[i] National Research Council (2012). Education for life and work: Developing transferable knowledge and skills in the 21st century. Committee on Defining Deeper Learning and 21st Century Skills, James Pellegrino and Margaret L. Hilton, eds. Board on Testing and Assessment and Board on Science Education, Division of Behavioral and Social Sciences and Education. Washington, D.C.: The National Academies Press.
[ii] Oblinger, D. (2004). The Next Generation of Educational Engagement. Journal of Interactive Media in Education 8, 1–18.
[iii] Rosenshine, B. (1995). Advances in research on instruction. Journal of Educational Research, 88(5), 262–268.
[iv] Center for Applied Special Technology (2011). Universal Design for Learning Guideline, version 2.0. Wakefield, MA: Author.
[v] Rose, D. H., and A. Meyer (2002). Teaching Every Student in the Digital Age. Alexandria, VA: Association for Curriculum Development.
[vi] National Research Council (2000). How people learn: Brain, mind, experience, and school, expanded ed. Committee on Developments in the Science of Learning and Committee on Learning and Educational Practice. J. D. Bransford, A. Brown, and R.R. Cocking, eds. Commission on Behavioral and Social Sciences and Education. Washington, D.C.: National Academy Press.
[vii] Lajoie, S. P. (2008). Metacognition, self-regulation and self-regulated learning: A rose by any other Name. Educational Psychology Review 20, 469–475.
[viii] National Research Council (2012). Education for life and work: Developing transferable knowledge and skills in the 21st century.

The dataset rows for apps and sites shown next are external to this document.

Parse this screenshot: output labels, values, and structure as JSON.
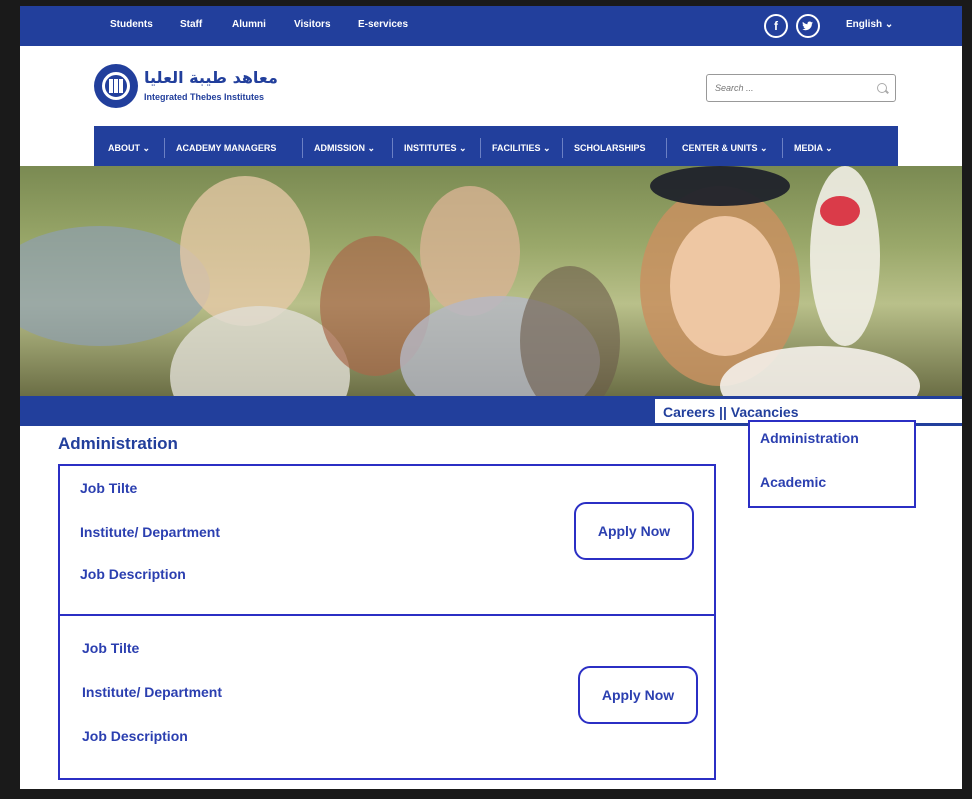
{
  "topbar": {
    "links": [
      "Students",
      "Staff",
      "Alumni",
      "Visitors",
      "E-services"
    ],
    "social": [
      "f",
      "t"
    ],
    "language": "English ⌄"
  },
  "logo": {
    "arabic": "معاهد طيبة العليا",
    "english": "Integrated Thebes Institutes"
  },
  "search": {
    "placeholder": "Search ..."
  },
  "nav": {
    "items": [
      "ABOUT ⌄",
      "ACADEMY MANAGERS",
      "ADMISSION ⌄",
      "INSTITUTES ⌄",
      "FACILITIES ⌄",
      "SCHOLARSHIPS",
      "CENTER & UNITS ⌄",
      "MEDIA ⌄"
    ]
  },
  "careers": {
    "label": "Careers   || Vacancies",
    "dropdown": [
      "Administration",
      "Academic"
    ]
  },
  "section": {
    "title": "Administration"
  },
  "jobs": [
    {
      "title": "Job Tilte",
      "department": "Institute/ Department",
      "description": "Job Description",
      "apply": "Apply Now"
    },
    {
      "title": "Job Tilte",
      "department": "Institute/ Department",
      "description": "Job Description",
      "apply": "Apply Now"
    }
  ],
  "colors": {
    "brand": "#223f9c",
    "outline": "#2b2fc4"
  }
}
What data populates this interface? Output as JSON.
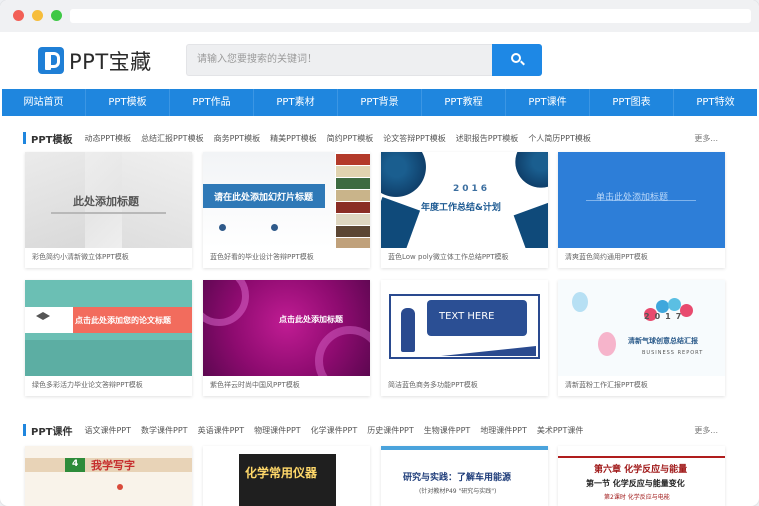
{
  "brand": {
    "name": "PPT宝藏"
  },
  "search": {
    "placeholder": "请输入您要搜索的关键词！"
  },
  "nav": [
    "网站首页",
    "PPT模板",
    "PPT作品",
    "PPT素材",
    "PPT背景",
    "PPT教程",
    "PPT课件",
    "PPT图表",
    "PPT特效"
  ],
  "section1": {
    "title": "PPT模板",
    "cats": [
      "动态PPT模板",
      "总结汇报PPT模板",
      "商务PPT模板",
      "精美PPT模板",
      "简约PPT模板",
      "论文答辩PPT模板",
      "述职报告PPT模板",
      "个人简历PPT模板"
    ],
    "more": "更多..."
  },
  "section2": {
    "title": "PPT课件",
    "cats": [
      "语文课件PPT",
      "数学课件PPT",
      "英语课件PPT",
      "物理课件PPT",
      "化学课件PPT",
      "历史课件PPT",
      "生物课件PPT",
      "地理课件PPT",
      "美术PPT课件"
    ],
    "more": "更多..."
  },
  "cards": [
    {
      "caption": "彩色简约小清新微立体PPT模板",
      "thumb_text": "此处添加标题"
    },
    {
      "caption": "蓝色好看的毕业设计答辩PPT模板",
      "thumb_text": "请在此处添加幻灯片标题"
    },
    {
      "caption": "蓝色Low poly微立体工作总结PPT模板",
      "thumb_text": "年度工作总结&计划",
      "thumb_num": "2016"
    },
    {
      "caption": "清爽蓝色简约通用PPT模板",
      "thumb_text": "单击此处添加标题"
    },
    {
      "caption": "绿色多彩活力毕业论文答辩PPT模板",
      "thumb_text": "点击此处添加您的论文标题"
    },
    {
      "caption": "紫色祥云时尚中国风PPT模板",
      "thumb_text": "点击此处添加标题"
    },
    {
      "caption": "简洁蓝色商务多功能PPT模板",
      "thumb_text": "TEXT HERE"
    },
    {
      "caption": "清新蓝粉工作汇报PPT模板",
      "thumb_text": "清新气球创意总结汇报",
      "thumb_num": "2017",
      "thumb_sub": "BUSINESS REPORT"
    }
  ],
  "course_cards": [
    {
      "thumb_text": "我学写字",
      "thumb_num": "4"
    },
    {
      "thumb_text": "化学常用仪器"
    },
    {
      "thumb_text": "研究与实践：了解车用能源",
      "thumb_sub": "(针对教材P49 \"研究与实践\")"
    },
    {
      "thumb_text": "第六章 化学反应与能量",
      "thumb_sub": "第一节 化学反应与能量变化",
      "thumb_sub2": "第2课时 化学反应与电能"
    }
  ],
  "colors": {
    "accent": "#1f86de"
  }
}
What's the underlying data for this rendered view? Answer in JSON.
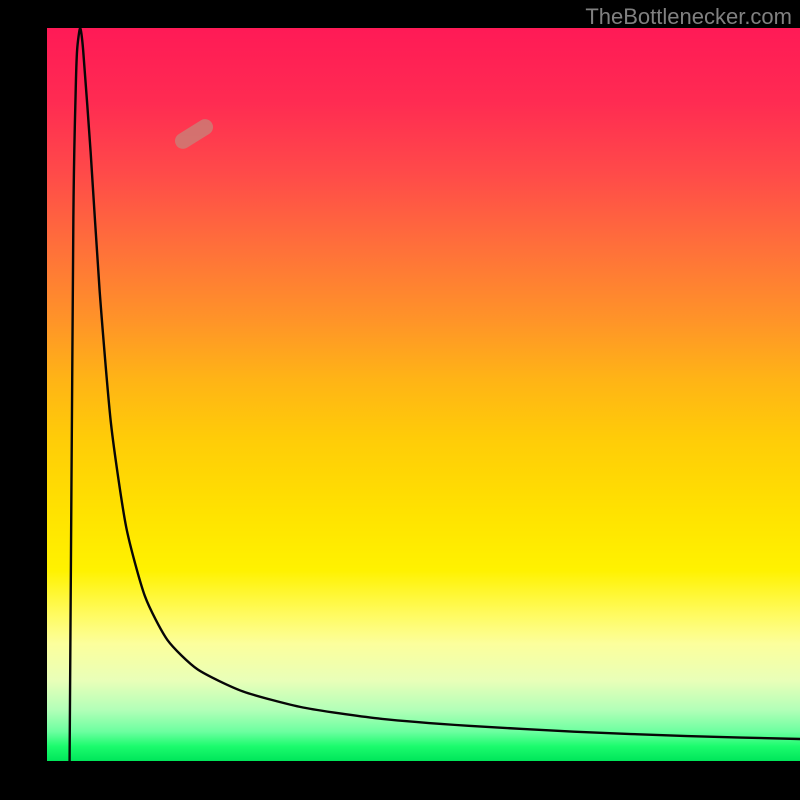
{
  "watermark": "TheBottlenecker.com",
  "chart_data": {
    "type": "line",
    "title": "",
    "xlabel": "",
    "ylabel": "",
    "xlim": [
      0,
      1
    ],
    "ylim": [
      0,
      1
    ],
    "series": [
      {
        "name": "curve",
        "points": [
          [
            0.03,
            0.0
          ],
          [
            0.035,
            0.74
          ],
          [
            0.038,
            0.91
          ],
          [
            0.04,
            0.97
          ],
          [
            0.044,
            1.0
          ],
          [
            0.048,
            0.97
          ],
          [
            0.058,
            0.83
          ],
          [
            0.07,
            0.64
          ],
          [
            0.085,
            0.46
          ],
          [
            0.105,
            0.32
          ],
          [
            0.13,
            0.225
          ],
          [
            0.16,
            0.165
          ],
          [
            0.2,
            0.125
          ],
          [
            0.26,
            0.095
          ],
          [
            0.34,
            0.073
          ],
          [
            0.44,
            0.058
          ],
          [
            0.56,
            0.048
          ],
          [
            0.7,
            0.04
          ],
          [
            0.85,
            0.034
          ],
          [
            1.0,
            0.03
          ]
        ]
      }
    ],
    "marker": {
      "x": 0.195,
      "y": 0.855,
      "note": "highlight segment"
    },
    "background_gradient": [
      "#ff1a56",
      "#ffb416",
      "#ffe200",
      "#1bfb6d",
      "#00e65a"
    ]
  }
}
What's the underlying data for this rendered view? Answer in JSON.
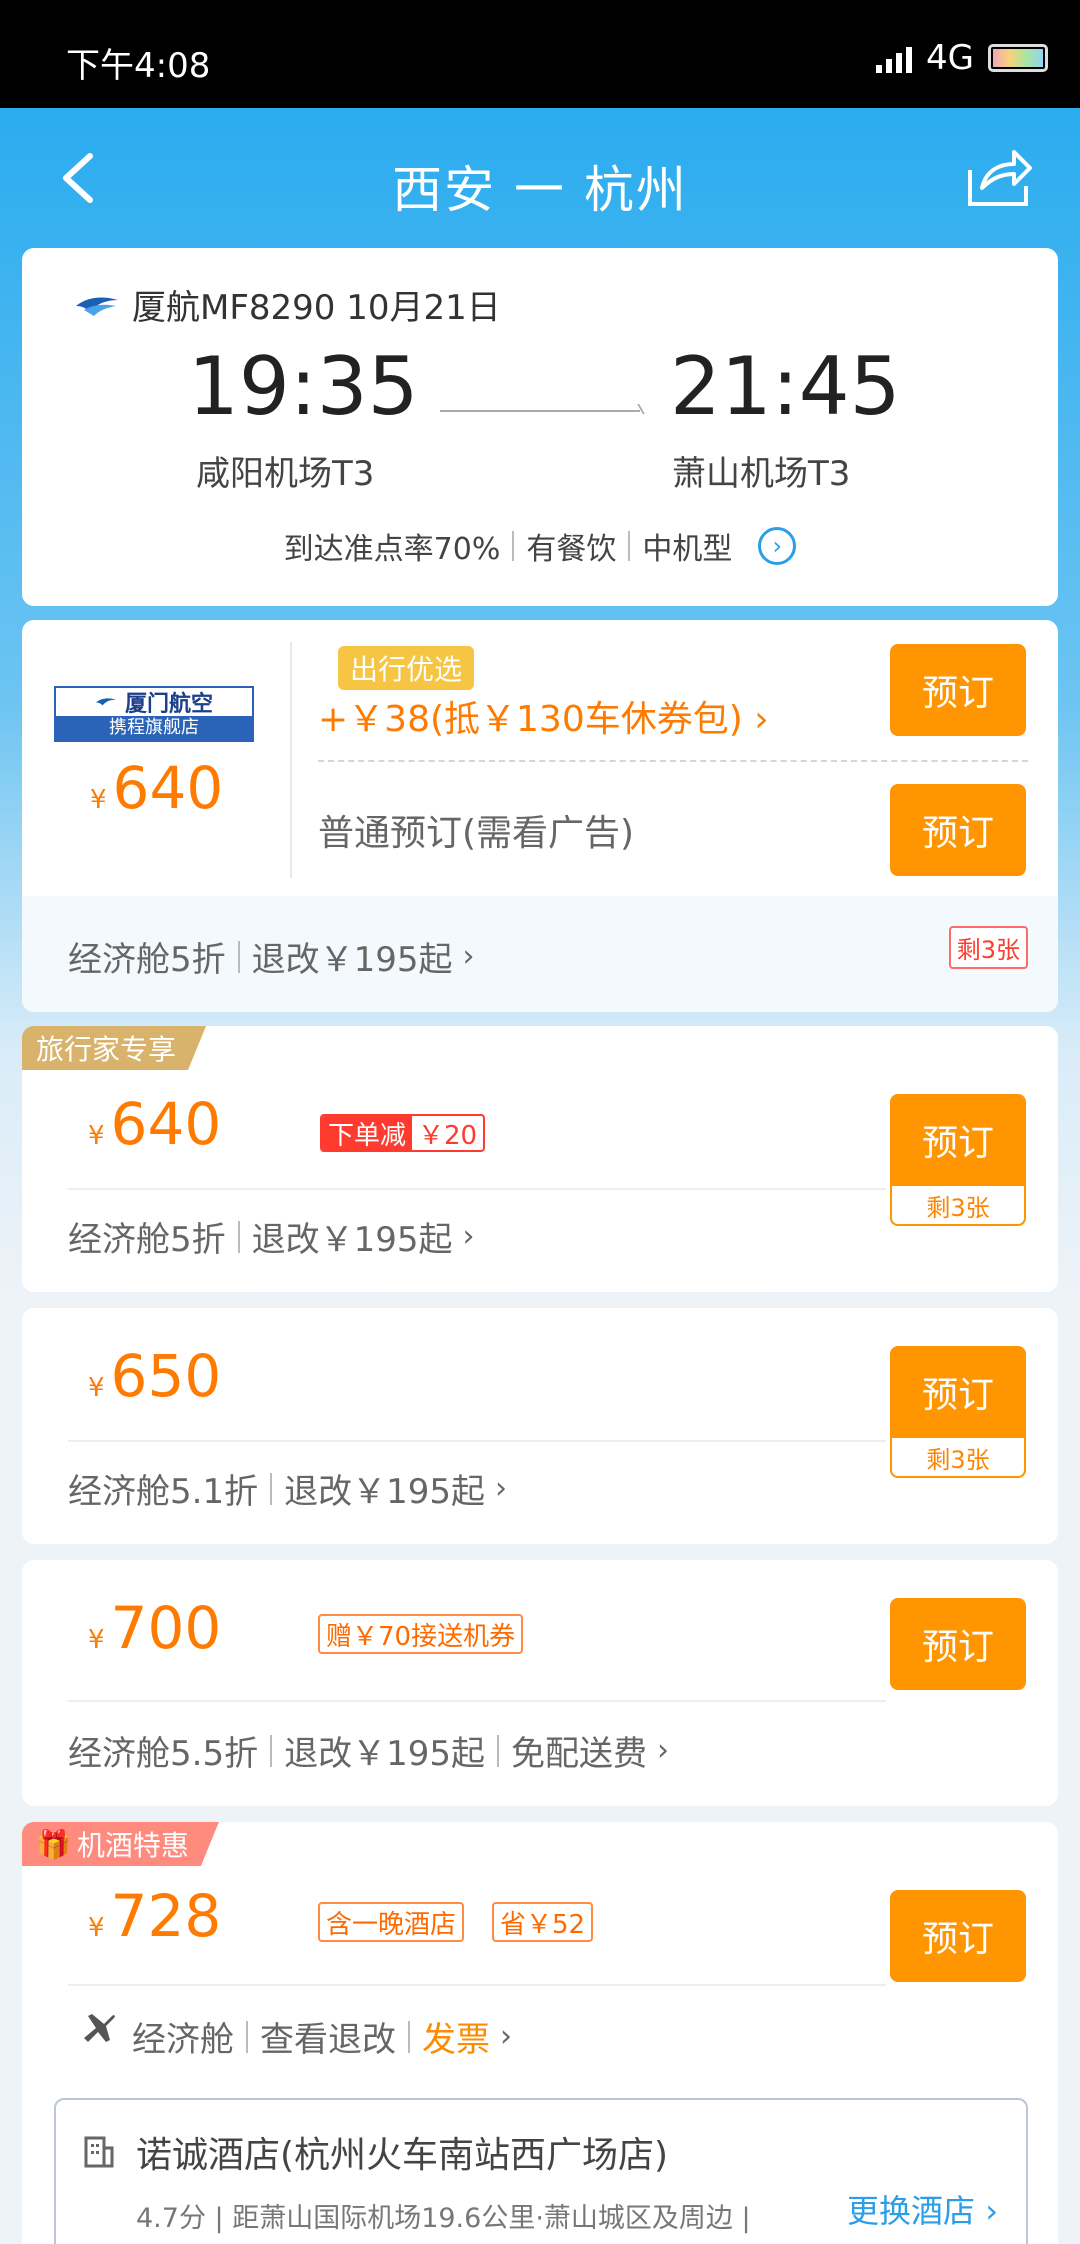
{
  "status_bar": {
    "time": "下午4:08",
    "network": "4G"
  },
  "nav": {
    "title": "西安 一 杭州"
  },
  "flight": {
    "airline_no_date": "厦航MF8290 10月21日",
    "depart_time": "19:35",
    "arrive_time": "21:45",
    "depart_airport": "咸阳机场T3",
    "arrive_airport": "萧山机场T3",
    "tags": [
      "到达准点率70%",
      "有餐饮",
      "中机型"
    ]
  },
  "offer1": {
    "logo_top": "厦门航空",
    "logo_bottom": "携程旗舰店",
    "yen": "¥",
    "price": "640",
    "badge": "出行优选",
    "promo": "+￥38(抵￥130车休券包) ›",
    "plain": "普通预订(需看广告)",
    "book": "预订",
    "cabin": "经济舱5折",
    "refund": "退改￥195起",
    "remain": "剩3张"
  },
  "offer2": {
    "corner": "旅行家专享",
    "yen": "¥",
    "price": "640",
    "discount_a": "下单减",
    "discount_b": "￥20",
    "book": "预订",
    "remain": "剩3张",
    "cabin": "经济舱5折",
    "refund": "退改￥195起"
  },
  "offer3": {
    "yen": "¥",
    "price": "650",
    "book": "预订",
    "remain": "剩3张",
    "cabin": "经济舱5.1折",
    "refund": "退改￥195起"
  },
  "offer4": {
    "yen": "¥",
    "price": "700",
    "gift": "赠￥70接送机券",
    "book": "预订",
    "cabin": "经济舱5.5折",
    "refund": "退改￥195起",
    "delivery": "免配送费"
  },
  "offer5": {
    "corner": "机酒特惠",
    "yen": "¥",
    "price": "728",
    "tag1": "含一晚酒店",
    "tag2": "省￥52",
    "book": "预订",
    "cabin": "经济舱",
    "refund": "查看退改",
    "invoice": "发票",
    "hotel_name": "诺诚酒店(杭州火车南站西广场店)",
    "hotel_meta": "4.7分 | 距萧山国际机场19.6公里·萧山城区及周边 |",
    "change_hotel": "更换酒店"
  },
  "colors": {
    "accent": "#ff9500",
    "price": "#ff7a00",
    "header": "#1ea7ee",
    "link": "#2a9ee8"
  }
}
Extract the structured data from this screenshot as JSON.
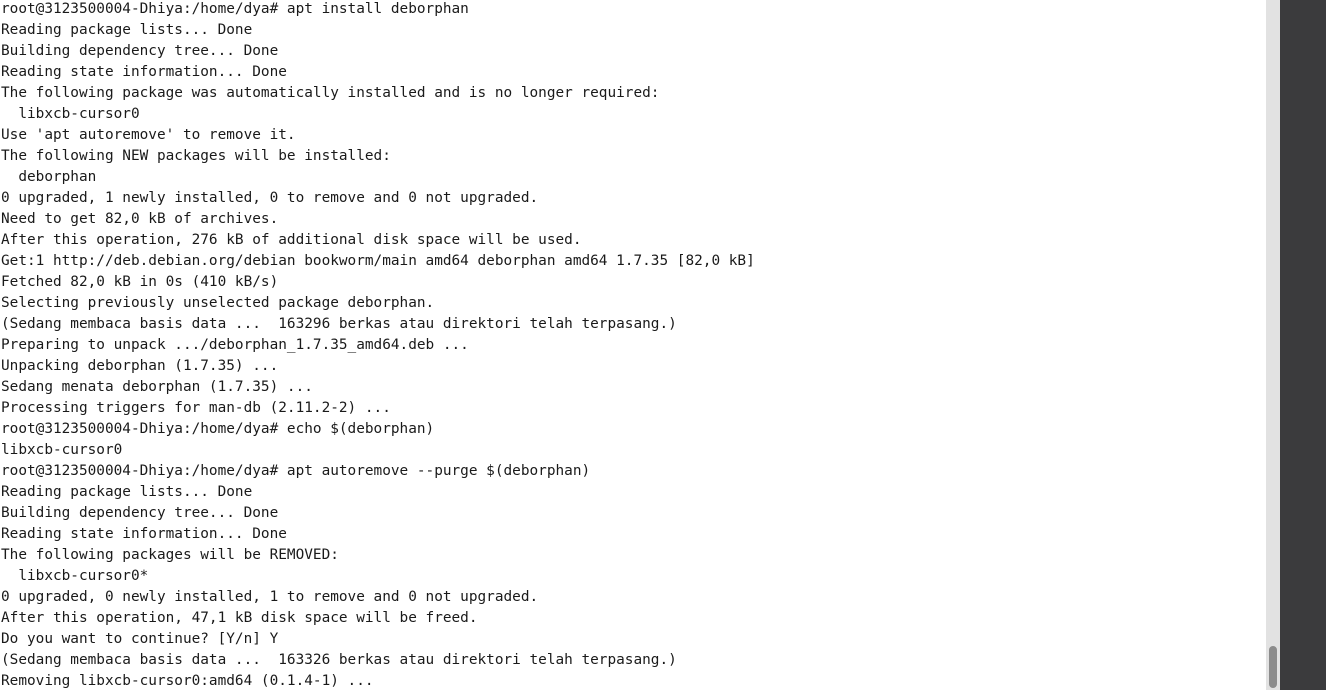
{
  "terminal": {
    "lines": [
      "root@3123500004-Dhiya:/home/dya# apt install deborphan",
      "Reading package lists... Done",
      "Building dependency tree... Done",
      "Reading state information... Done",
      "The following package was automatically installed and is no longer required:",
      "  libxcb-cursor0",
      "Use 'apt autoremove' to remove it.",
      "The following NEW packages will be installed:",
      "  deborphan",
      "0 upgraded, 1 newly installed, 0 to remove and 0 not upgraded.",
      "Need to get 82,0 kB of archives.",
      "After this operation, 276 kB of additional disk space will be used.",
      "Get:1 http://deb.debian.org/debian bookworm/main amd64 deborphan amd64 1.7.35 [82,0 kB]",
      "Fetched 82,0 kB in 0s (410 kB/s)",
      "Selecting previously unselected package deborphan.",
      "(Sedang membaca basis data ...  163296 berkas atau direktori telah terpasang.)",
      "Preparing to unpack .../deborphan_1.7.35_amd64.deb ...",
      "Unpacking deborphan (1.7.35) ...",
      "Sedang menata deborphan (1.7.35) ...",
      "Processing triggers for man-db (2.11.2-2) ...",
      "root@3123500004-Dhiya:/home/dya# echo $(deborphan)",
      "libxcb-cursor0",
      "root@3123500004-Dhiya:/home/dya# apt autoremove --purge $(deborphan)",
      "Reading package lists... Done",
      "Building dependency tree... Done",
      "Reading state information... Done",
      "The following packages will be REMOVED:",
      "  libxcb-cursor0*",
      "0 upgraded, 0 newly installed, 1 to remove and 0 not upgraded.",
      "After this operation, 47,1 kB disk space will be freed.",
      "Do you want to continue? [Y/n] Y",
      "(Sedang membaca basis data ...  163326 berkas atau direktori telah terpasang.)",
      "Removing libxcb-cursor0:amd64 (0.1.4-1) ..."
    ]
  },
  "colors": {
    "background": "#ffffff",
    "text": "#1a1a1a",
    "scrollbar_track": "#e2e2e2",
    "scrollbar_thumb": "#8c8c8c",
    "side_panel": "#3b3b3d"
  }
}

Committee on Defining Deeper Learning and 21st Century Skills, James Pellegrino and Margaret L. Hilton, eds. Board on Testing and Assessment and Board on Science Education, Division of Behavioral and Social Sciences and Education. Washington, D.C. : The National Academies Press.
[ix] National Research Council (2000). How people learn: Brain, mind, experience, and school, expanded ed. Committee on Developments in the Science of Learning and Committee on Learning and Educational Practice. J. D. Bransford, A. Brown, and R.R. Cocking, eds. Commission on Behavioral and Social Sciences and Education. Washington, D.C.: National Academy Press.
About the Author
Lindsay Marczak leads Edgenuity’s efficacy efforts, managing the design, implementation, and publication of research studies that quantify the impact of Edgenuity’s courses on student achievement. In addition, she develops policy briefs, white papers, and data tools for schools implementing the program. Prior to joining Edgenuity, Lindsay worked at Scholastic, the KIPP Foundation, the Ford Foundation, and the National Alliance of Business, conducting research and pinpointing effective educational practices for school leaders and teachers.